ASSIGNMENT:
I need the number of lines in the listing below that include the string "count", and only that number.

- - -

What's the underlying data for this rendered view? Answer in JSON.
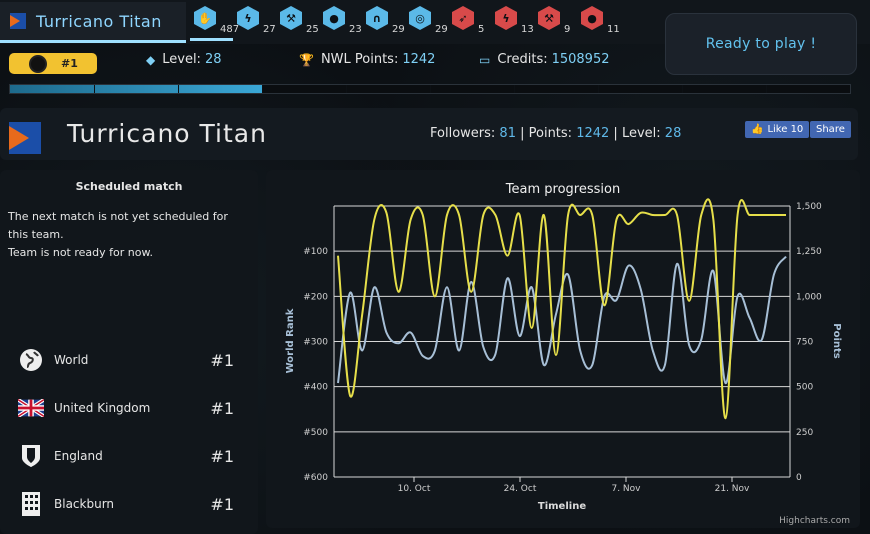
{
  "team": {
    "name": "Turricano Titan"
  },
  "badges": [
    {
      "icon": "hand-icon",
      "count": "487",
      "color": "#5bb9e8",
      "active": true
    },
    {
      "icon": "lightning-icon",
      "count": "27",
      "color": "#5bb9e8"
    },
    {
      "icon": "hammer-icon",
      "count": "25",
      "color": "#5bb9e8"
    },
    {
      "icon": "bulb-icon",
      "count": "23",
      "color": "#5bb9e8"
    },
    {
      "icon": "magnet-icon",
      "count": "29",
      "color": "#5bb9e8"
    },
    {
      "icon": "target-icon",
      "count": "29",
      "color": "#5bb9e8"
    },
    {
      "icon": "rocket-icon",
      "count": "5",
      "color": "#d84a4a"
    },
    {
      "icon": "lightning-icon",
      "count": "13",
      "color": "#d84a4a"
    },
    {
      "icon": "hammer-icon",
      "count": "9",
      "color": "#d84a4a"
    },
    {
      "icon": "bulb-icon",
      "count": "11",
      "color": "#d84a4a"
    }
  ],
  "ready_button": "Ready to play !",
  "stats": {
    "rank": "#1",
    "level_label": "Level:",
    "level_value": "28",
    "nwl_label": "NWL Points:",
    "nwl_value": "1242",
    "credits_label": "Credits:",
    "credits_value": "1508952"
  },
  "progress": 0.3,
  "header": {
    "name": "Turricano Titan",
    "followers_label": "Followers:",
    "followers": "81",
    "points_label": "Points:",
    "points": "1242",
    "level_label": "Level:",
    "level": "28",
    "fb_like": "Like 10",
    "fb_share": "Share"
  },
  "match": {
    "title": "Scheduled match",
    "line1": "The next match is not yet scheduled for this team.",
    "line2": "Team is not ready for now."
  },
  "regions": [
    {
      "name": "World",
      "rank": "#1",
      "icon": "globe-icon"
    },
    {
      "name": "United Kingdom",
      "rank": "#1",
      "icon": "uk-flag-icon"
    },
    {
      "name": "England",
      "rank": "#1",
      "icon": "shield-icon"
    },
    {
      "name": "Blackburn",
      "rank": "#1",
      "icon": "building-icon"
    }
  ],
  "chart_data": {
    "type": "line",
    "title": "Team progression",
    "xlabel": "Timeline",
    "ylabel_left": "World Rank",
    "ylabel_right": "Points",
    "left_ticks": [
      "#100",
      "#200",
      "#300",
      "#400",
      "#500",
      "#600"
    ],
    "right_ticks": [
      "1,500",
      "1,250",
      "1,000",
      "750",
      "500",
      "250",
      "0"
    ],
    "x_ticks": [
      "10. Oct",
      "24. Oct",
      "7. Nov",
      "21. Nov"
    ],
    "credit": "Highcharts.com",
    "series": [
      {
        "name": "World Rank",
        "color": "#e6df4a",
        "axis": "left",
        "values": [
          110,
          420,
          240,
          30,
          15,
          190,
          30,
          20,
          200,
          20,
          20,
          190,
          20,
          20,
          110,
          20,
          270,
          20,
          330,
          20,
          20,
          20,
          220,
          30,
          40,
          15,
          20,
          20,
          20,
          210,
          20,
          30,
          470,
          20,
          20,
          20,
          20,
          20
        ]
      },
      {
        "name": "Points",
        "color": "#a7bfd6",
        "axis": "right",
        "values": [
          520,
          1020,
          700,
          1050,
          800,
          740,
          800,
          670,
          700,
          1050,
          700,
          1080,
          720,
          680,
          1100,
          780,
          1050,
          620,
          900,
          1120,
          700,
          620,
          1000,
          980,
          1170,
          1040,
          700,
          620,
          1180,
          730,
          760,
          1140,
          520,
          1000,
          880,
          760,
          1120,
          1220
        ]
      }
    ]
  }
}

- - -

SOLUTION TO THE PROBLEM:
10